The Poseidon Adventure
This does bring tears to the eye. After all that horror of war, the QM sailing into New York in the darkness. Grey painted, you can imagine her almost invisible in the night air - then they see the Statue of Liberty lights flashing 'Welcome home' in Morse code.
But this was my favourite story. A young boy, a third class passenger, got into a bit of trouble in the swimming pool and was rescued by - Johnny Weissmuller!
Second class cabin
Enjoying the sun in her retirement.
When these boats were launched the bow wave caused havoc down the Clyde into Renfrew and beyond. It flooded everywhere. Kids ( of all ages - my grandparents included ) used to climb on high things on the day. They leaned out of windows of upstairs neighbours in the tenements and enjoyed every minute of the chaos. Much of the old cine film of these launches is on U tube and worth viewing.
I've read that 18 drag chains acted as the breaks in the QM and they had to widen the river to give her more of a diagonal to cross on at her launch - otherwise they feared she would ram the riverside further down.
All ship shape captain.
The radio room with radio sets from different eras.
All that wood was covered in leather to protect it while she was 'grey'
Many more crew died than passengers on board. Their cause of death is well documented and listed.

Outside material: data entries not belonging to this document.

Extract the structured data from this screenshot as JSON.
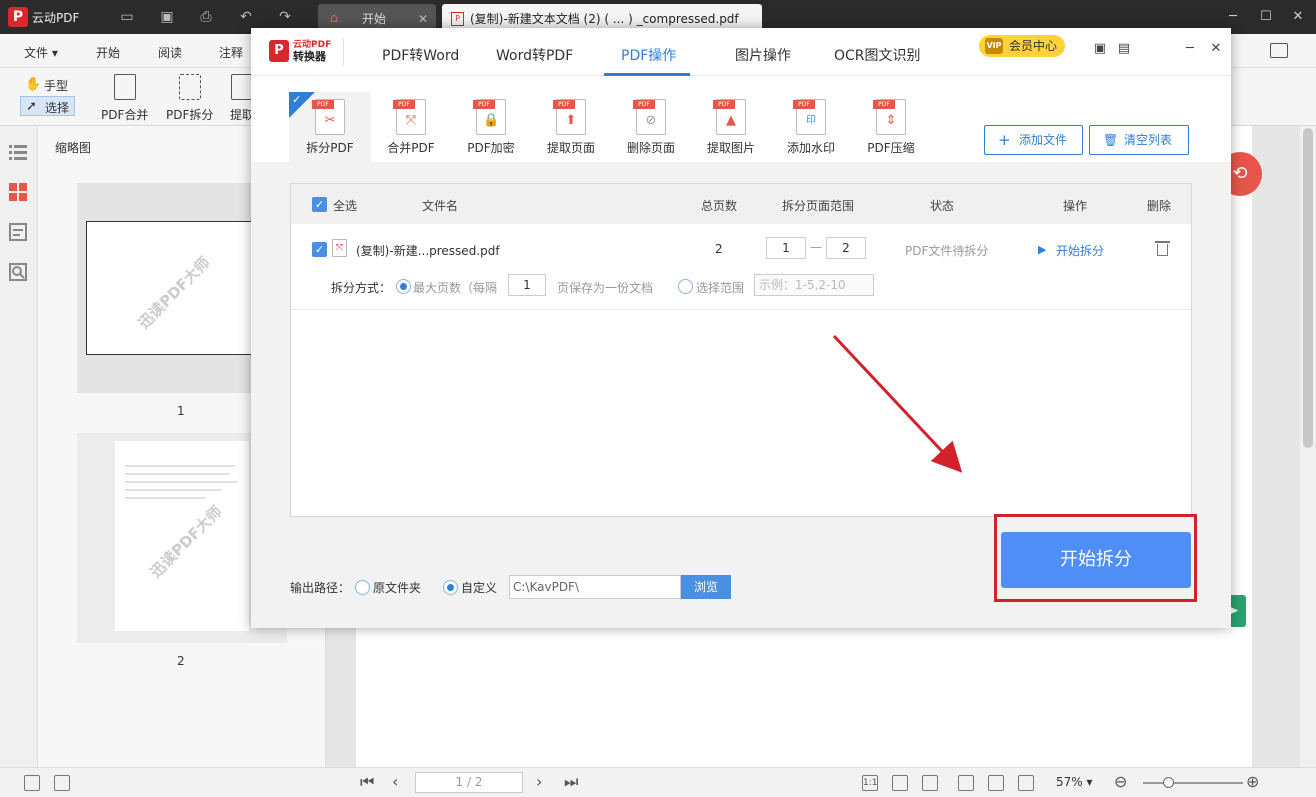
{
  "titlebar": {
    "app_name": "云动PDF",
    "tabs": [
      {
        "label": "开始"
      },
      {
        "label": "(复制)-新建文本文档 (2) ( ... ) _compressed.pdf"
      }
    ]
  },
  "menubar": {
    "items": [
      "文件",
      "开始",
      "阅读",
      "注释"
    ]
  },
  "toolbar": {
    "hand_label": "手型",
    "select_label": "选择",
    "merge_label": "PDF合并",
    "split_label": "PDF拆分",
    "extract_label": "提取"
  },
  "thumbnails": {
    "title": "缩略图",
    "pages": [
      {
        "number": "1"
      },
      {
        "number": "2"
      }
    ],
    "watermark": "迅读PDF大师"
  },
  "dialog": {
    "logo_line1": "云动PDF",
    "logo_line2": "转换器",
    "tabs": [
      "PDF转Word",
      "Word转PDF",
      "PDF操作",
      "图片操作",
      "OCR图文识别"
    ],
    "active_tab": "PDF操作",
    "vip_label": "会员中心",
    "vip_badge": "VIP",
    "subtools": [
      {
        "label": "拆分PDF",
        "glyph": "✂"
      },
      {
        "label": "合并PDF",
        "glyph": "⤧"
      },
      {
        "label": "PDF加密",
        "glyph": "🔒"
      },
      {
        "label": "提取页面",
        "glyph": "⬆"
      },
      {
        "label": "删除页面",
        "glyph": "⊘"
      },
      {
        "label": "提取图片",
        "glyph": "▲"
      },
      {
        "label": "添加水印",
        "glyph": "印"
      },
      {
        "label": "PDF压缩",
        "glyph": "⇕"
      }
    ],
    "pdf_tag": "PDF",
    "add_file_label": "添加文件",
    "clear_list_label": "清空列表",
    "list": {
      "headers": {
        "select_all": "全选",
        "filename": "文件名",
        "total_pages": "总页数",
        "range": "拆分页面范围",
        "status": "状态",
        "action": "操作",
        "delete": "删除"
      },
      "rows": [
        {
          "filename": "(复制)-新建...pressed.pdf",
          "total_pages": "2",
          "range_from": "1",
          "range_to": "2",
          "status": "PDF文件待拆分",
          "action": "开始拆分"
        }
      ],
      "split_mode_label": "拆分方式：",
      "max_pages_label": "最大页数（每隔",
      "max_pages_value": "1",
      "max_pages_suffix": "页保存为一份文档",
      "select_range_label": "选择范围",
      "range_placeholder": "示例：1-5,2-10"
    },
    "output": {
      "label": "输出路径：",
      "opt_original": "原文件夹",
      "opt_custom": "自定义",
      "path_value": "C:\\KavPDF\\",
      "browse_label": "浏览"
    },
    "start_button_label": "开始拆分"
  },
  "statusbar": {
    "page_indicator": "1 / 2",
    "zoom": "57%"
  },
  "colors": {
    "accent": "#2f7fd8",
    "brand_red": "#d9272e",
    "start_button": "#4f8ef7",
    "highlight_red": "#d3202b"
  }
}
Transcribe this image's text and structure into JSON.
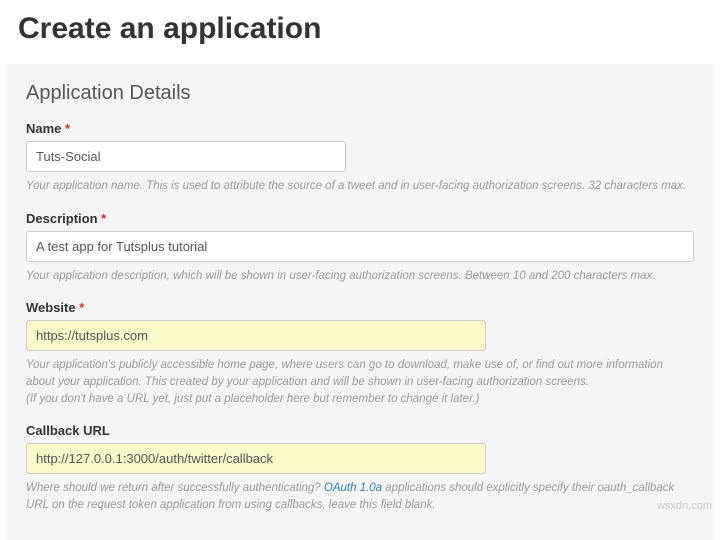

The ghosts that are aboard now don't correlate with any incidents as they are listed.
I found this plaque naming the engineering works where my mum worked the comptometer machine. Weird!
First class dining.
Some facts - 'born' 3 April 1929, Build: John Brown and Company, Clydebank, Scotland
Her hull number was 534. Launched 26 September 1934. Maiden voyage: 27 May 1936
She captured the Blue Riband in August 1936, lost it in 1937, recaptured it in 1938 and retained it until 1952 when the SS United States came along. She was chugging along at about 35 miles per hour.
It's a sign of the times that she was the first ocean liner with a Jewish Prayer room, It was a policy to show there was no religious issue - any body of any faith could travel.
Of course, in any conflict, people have to make difficult decisions. On 2 October 1942, the QM sliced through one of her escort ships, HMS Curacoa off the Irish coast. 239 lives were lost. But the QM was carrying thousands of Americans of the 29th Infantry Division to join the Allied forces in Europe and was under strict orders not to stop for any reason as the risk of U-boat attack was too high, The QM had been damaged in the collision but managed to sail on.
At the time it was claimed she sailed on, regardless but later it was claimed that the Cpt sent one escort boat back to pick up survivors from the stricken Curacoa. Even later, a published memoir reports more than one escort boat went back, saving over 90 of the Curacoa crew.
Queen Mary was retired after her 1,000th crossing of the North Atlantic.
Her last captain had a geat name; Captain John Treasure Jones. I wonder if he was known as Davie Jones.
My favourite fact, the Whistle on the QM can be heard ten miles away!
Caro Ramsay 27 8 11 2014